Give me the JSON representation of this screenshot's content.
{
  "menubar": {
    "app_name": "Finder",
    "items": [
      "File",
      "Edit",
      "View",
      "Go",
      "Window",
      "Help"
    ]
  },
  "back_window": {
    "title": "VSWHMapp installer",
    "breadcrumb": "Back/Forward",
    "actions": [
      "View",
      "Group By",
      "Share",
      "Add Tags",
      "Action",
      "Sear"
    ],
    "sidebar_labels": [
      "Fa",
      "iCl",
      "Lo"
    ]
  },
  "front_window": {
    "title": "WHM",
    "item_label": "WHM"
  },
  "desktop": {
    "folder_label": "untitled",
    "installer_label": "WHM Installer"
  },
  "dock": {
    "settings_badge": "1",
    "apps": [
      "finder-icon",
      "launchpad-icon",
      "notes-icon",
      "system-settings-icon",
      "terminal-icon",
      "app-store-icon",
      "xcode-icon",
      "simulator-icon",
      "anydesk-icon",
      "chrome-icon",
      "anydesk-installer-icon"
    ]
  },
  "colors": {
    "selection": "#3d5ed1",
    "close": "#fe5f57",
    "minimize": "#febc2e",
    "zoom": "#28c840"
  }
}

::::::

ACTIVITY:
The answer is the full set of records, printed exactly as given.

RESPONSE TO THE EXERCISE:
Give me the JSON representation of this screenshot's content.
{
  "menubar": {
    "app_name": "Finder",
    "items": [
      "File",
      "Edit",
      "View",
      "Go",
      "Window",
      "Help"
    ]
  },
  "back_window": {
    "title": "VSWHMapp installer",
    "breadcrumb": "Back/Forward",
    "actions": [
      "View",
      "Group By",
      "Share",
      "Add Tags",
      "Action",
      "Sear"
    ],
    "sidebar_labels": [
      "Fa",
      "iCl",
      "Lo"
    ]
  },
  "front_window": {
    "title": "WHM",
    "item_label": "WHM"
  },
  "desktop": {
    "folder_label": "untitled",
    "installer_label": "WHM Installer"
  },
  "dock": {
    "settings_badge": "1",
    "apps": [
      "finder-icon",
      "launchpad-icon",
      "notes-icon",
      "system-settings-icon",
      "terminal-icon",
      "app-store-icon",
      "xcode-icon",
      "simulator-icon",
      "anydesk-icon",
      "chrome-icon",
      "anydesk-installer-icon"
    ]
  },
  "colors": {
    "selection": "#3d5ed1",
    "close": "#fe5f57",
    "minimize": "#febc2e",
    "zoom": "#28c840"
  }
}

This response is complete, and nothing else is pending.